Aim of the task: If a line of the records contains the word "color", list it.

═══ Source information

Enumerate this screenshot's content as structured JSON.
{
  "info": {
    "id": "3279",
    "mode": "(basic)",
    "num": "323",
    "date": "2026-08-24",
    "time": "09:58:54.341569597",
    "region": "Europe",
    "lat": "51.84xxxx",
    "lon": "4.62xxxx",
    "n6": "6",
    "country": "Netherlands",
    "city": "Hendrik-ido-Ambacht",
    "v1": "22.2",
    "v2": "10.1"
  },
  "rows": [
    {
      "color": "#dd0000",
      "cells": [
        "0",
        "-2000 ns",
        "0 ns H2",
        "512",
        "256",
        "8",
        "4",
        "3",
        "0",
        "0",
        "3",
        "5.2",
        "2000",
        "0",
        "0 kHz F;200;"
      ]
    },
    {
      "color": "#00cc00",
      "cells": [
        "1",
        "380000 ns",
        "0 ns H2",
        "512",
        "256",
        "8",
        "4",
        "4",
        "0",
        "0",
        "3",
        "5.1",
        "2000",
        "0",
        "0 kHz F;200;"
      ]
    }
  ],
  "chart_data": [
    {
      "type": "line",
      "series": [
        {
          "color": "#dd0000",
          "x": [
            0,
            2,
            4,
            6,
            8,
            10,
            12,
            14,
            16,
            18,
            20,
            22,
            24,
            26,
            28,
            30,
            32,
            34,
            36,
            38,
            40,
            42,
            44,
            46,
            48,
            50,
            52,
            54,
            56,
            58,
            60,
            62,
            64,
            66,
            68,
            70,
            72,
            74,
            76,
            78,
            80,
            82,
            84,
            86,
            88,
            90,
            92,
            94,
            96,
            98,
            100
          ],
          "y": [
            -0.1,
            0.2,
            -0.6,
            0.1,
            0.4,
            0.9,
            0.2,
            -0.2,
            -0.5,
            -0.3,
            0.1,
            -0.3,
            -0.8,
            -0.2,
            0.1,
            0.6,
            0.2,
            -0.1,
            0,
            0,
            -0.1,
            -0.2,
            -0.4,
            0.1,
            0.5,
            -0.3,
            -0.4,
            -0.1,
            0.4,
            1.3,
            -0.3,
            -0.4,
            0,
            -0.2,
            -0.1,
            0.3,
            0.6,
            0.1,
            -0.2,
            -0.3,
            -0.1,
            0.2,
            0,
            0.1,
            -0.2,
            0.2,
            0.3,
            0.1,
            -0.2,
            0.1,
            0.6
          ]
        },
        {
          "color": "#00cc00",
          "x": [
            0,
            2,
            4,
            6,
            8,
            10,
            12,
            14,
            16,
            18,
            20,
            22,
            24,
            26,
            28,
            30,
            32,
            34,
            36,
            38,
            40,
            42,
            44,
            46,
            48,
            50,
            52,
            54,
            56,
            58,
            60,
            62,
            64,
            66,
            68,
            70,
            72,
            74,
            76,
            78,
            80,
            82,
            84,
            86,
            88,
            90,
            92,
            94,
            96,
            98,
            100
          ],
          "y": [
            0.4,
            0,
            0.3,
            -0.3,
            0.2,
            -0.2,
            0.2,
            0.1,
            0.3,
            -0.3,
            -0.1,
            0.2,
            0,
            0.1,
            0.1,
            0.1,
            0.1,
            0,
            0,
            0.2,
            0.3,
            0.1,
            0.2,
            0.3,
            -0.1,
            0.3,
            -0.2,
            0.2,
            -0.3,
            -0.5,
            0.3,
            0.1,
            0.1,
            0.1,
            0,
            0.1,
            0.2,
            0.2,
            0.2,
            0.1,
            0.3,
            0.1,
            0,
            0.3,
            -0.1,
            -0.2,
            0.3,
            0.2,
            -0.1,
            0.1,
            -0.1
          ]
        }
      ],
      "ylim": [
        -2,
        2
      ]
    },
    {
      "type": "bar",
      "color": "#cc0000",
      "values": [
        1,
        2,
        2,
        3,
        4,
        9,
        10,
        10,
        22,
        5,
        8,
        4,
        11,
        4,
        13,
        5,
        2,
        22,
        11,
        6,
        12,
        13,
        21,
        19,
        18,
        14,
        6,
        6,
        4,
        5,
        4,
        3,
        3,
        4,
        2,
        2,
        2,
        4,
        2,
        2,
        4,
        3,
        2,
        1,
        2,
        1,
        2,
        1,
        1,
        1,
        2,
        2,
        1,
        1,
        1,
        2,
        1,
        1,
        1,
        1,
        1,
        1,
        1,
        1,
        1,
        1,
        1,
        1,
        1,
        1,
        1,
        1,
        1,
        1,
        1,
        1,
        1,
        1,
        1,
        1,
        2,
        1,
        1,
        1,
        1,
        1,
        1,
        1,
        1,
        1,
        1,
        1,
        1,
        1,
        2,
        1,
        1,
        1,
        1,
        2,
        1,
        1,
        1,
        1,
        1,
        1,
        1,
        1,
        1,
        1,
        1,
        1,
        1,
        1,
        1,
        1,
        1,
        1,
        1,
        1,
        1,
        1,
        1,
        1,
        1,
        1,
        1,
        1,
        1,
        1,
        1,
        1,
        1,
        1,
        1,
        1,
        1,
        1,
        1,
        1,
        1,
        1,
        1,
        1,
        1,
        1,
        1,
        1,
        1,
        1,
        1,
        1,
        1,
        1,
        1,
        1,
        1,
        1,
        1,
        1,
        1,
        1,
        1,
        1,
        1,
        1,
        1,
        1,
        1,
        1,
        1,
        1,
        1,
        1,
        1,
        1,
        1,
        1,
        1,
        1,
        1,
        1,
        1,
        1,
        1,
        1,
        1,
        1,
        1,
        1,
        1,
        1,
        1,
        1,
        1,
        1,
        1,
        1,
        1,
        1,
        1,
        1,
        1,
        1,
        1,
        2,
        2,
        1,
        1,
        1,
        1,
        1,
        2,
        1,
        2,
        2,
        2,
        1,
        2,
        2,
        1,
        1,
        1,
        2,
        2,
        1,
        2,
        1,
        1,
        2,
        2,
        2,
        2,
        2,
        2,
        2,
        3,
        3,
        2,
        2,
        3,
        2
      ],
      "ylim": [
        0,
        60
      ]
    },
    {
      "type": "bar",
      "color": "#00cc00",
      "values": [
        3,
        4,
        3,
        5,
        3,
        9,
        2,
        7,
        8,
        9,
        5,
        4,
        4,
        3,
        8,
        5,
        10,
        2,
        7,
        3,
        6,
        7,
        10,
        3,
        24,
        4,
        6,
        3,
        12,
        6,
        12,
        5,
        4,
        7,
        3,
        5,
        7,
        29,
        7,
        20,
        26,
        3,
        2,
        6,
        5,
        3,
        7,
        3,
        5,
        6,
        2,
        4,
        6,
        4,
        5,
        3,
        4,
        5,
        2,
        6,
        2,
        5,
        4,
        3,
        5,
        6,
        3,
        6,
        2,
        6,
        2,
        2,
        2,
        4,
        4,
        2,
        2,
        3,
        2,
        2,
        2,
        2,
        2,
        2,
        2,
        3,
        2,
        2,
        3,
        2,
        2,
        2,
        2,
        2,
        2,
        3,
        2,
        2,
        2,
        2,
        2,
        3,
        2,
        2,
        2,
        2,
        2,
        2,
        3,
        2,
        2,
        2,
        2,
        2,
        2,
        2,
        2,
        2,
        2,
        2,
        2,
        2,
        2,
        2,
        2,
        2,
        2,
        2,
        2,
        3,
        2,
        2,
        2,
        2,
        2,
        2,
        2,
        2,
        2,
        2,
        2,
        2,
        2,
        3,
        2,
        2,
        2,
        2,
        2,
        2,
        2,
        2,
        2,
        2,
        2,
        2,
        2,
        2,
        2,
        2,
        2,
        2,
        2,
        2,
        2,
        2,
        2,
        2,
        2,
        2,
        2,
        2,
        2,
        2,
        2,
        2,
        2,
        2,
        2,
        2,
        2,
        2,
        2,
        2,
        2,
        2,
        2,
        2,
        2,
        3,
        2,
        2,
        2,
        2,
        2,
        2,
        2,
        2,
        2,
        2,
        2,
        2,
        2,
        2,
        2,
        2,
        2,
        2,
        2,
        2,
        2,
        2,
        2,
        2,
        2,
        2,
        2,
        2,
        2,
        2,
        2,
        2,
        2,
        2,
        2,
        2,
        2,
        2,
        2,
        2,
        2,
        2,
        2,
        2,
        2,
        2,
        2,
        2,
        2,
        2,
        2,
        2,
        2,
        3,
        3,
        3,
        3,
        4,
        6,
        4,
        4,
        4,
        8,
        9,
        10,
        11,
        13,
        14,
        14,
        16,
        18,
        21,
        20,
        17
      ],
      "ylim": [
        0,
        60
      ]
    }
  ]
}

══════

Written solution:
      "color": "#dd0000",
      "color": "#00cc00",
          "color": "#dd0000",
          "color": "#00cc00",
      "color": "#cc0000",
      "color": "#00cc00",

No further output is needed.